Master of the Opera Act 3: Phantom Serenade (Master of the Opera) – Jeffe Kennedy

“So this is a sex game.”

“Oh no, More than that, Christine.” He stilled drawing intensity to him like a building storm system. “Will you try – just a taste – at least for tonight?”


It is obvious when reading Master of the Opera Act 3: Phantom Serenade that Jeffe Kennedy is a seasoned professional coyly leading the reader, along with Christine, down into the labyrinth beneath the Opera House that is the Ghost’s world. Until the third act the sensuality between Christine and the Ghost is just hinted at, with a glancing touch here and the odd suggestive thought there and even when the Ghost finally begins to court Christy in earnest the interludes between them remain tasteful without crossing over into the realm gratuitous acts which are closer to pornography than actual erotic literature.

After a harrowing night trapped in the tunnels beneath the Sante Fe Opera House, intern Christy Davis finds comfort in the arms of Roman Sanclaro, the opera’s wealthy and gorgeous benefactor. But even as Roman tries to impress her with his lavish lifestyle—and seduce her with his charms—Christy cannot stop obsessing over her other, clandestine lover.

Hidden in the labyrinths below, a mysterious masked man has become the master of her desires: a sensual but commanding partner who pushes Christy to the very brink of erotic pleasure…and beyond. No other man can compare. But somewhere, watching from the shadows, a fiercely jealous rival threatens to destroy the erotic secret they share.

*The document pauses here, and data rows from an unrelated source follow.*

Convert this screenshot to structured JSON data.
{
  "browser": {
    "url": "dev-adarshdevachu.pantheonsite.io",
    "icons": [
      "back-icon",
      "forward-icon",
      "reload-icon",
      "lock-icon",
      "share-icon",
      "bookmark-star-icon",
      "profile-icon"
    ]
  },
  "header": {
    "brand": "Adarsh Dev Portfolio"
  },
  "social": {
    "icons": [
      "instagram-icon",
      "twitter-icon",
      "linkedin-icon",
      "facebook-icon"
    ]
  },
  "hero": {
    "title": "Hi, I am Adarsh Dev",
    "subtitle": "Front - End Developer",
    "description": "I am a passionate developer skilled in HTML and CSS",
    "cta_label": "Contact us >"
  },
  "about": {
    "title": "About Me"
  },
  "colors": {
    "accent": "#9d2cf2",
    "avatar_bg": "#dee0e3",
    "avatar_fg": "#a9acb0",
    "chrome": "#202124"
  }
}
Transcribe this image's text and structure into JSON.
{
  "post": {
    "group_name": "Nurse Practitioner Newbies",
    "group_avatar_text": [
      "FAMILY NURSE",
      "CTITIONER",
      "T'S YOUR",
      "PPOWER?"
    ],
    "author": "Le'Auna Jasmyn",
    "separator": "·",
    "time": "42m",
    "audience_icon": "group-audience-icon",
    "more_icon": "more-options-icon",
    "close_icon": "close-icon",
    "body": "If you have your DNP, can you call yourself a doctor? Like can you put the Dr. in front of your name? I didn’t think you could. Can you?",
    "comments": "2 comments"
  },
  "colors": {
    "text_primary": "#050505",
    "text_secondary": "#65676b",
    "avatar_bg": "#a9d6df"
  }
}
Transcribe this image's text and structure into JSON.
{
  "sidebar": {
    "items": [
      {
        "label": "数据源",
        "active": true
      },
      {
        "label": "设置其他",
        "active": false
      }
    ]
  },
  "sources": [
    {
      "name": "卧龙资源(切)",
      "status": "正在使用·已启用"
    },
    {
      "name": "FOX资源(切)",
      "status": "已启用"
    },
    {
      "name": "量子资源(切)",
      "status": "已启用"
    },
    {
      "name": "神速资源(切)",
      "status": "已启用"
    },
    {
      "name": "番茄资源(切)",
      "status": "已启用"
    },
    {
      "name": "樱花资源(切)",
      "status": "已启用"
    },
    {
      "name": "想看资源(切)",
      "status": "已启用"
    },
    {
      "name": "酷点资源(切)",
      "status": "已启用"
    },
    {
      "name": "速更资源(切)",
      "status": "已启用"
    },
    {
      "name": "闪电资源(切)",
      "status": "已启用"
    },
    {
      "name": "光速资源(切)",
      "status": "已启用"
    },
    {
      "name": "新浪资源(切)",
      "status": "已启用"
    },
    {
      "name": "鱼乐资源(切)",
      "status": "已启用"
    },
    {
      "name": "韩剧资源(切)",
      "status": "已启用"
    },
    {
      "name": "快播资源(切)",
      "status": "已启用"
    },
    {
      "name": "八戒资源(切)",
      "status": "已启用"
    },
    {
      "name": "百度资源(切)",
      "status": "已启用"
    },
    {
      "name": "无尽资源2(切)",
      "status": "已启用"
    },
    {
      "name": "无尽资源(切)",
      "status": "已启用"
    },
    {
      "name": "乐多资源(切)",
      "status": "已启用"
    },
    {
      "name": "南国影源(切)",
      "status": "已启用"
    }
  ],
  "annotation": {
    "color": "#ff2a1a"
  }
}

the-phantom-gerard-butler-the-phantom-28594319-1008-1280Part murder mystery and part classic love story Phantom Serenade is captivating, intriguing the reader at every turn. After the conclusion of this installment I am left with the quandary of whether to watch Phantom of the Opera, the version starring Gerard Butler of course, possibly the only man I would let tie me up (said tongue in cheek, don’t tell my husband) or read everything I can find by Ms. Kennedy. Truth be told I will probably do both.

AUTHOR: Jeffe Kennedy

RATING: 3 1/2 Stars

GENRE: Erotica/Romance

Disclaimer: ARC was kindly provided by the publisher for an honest review.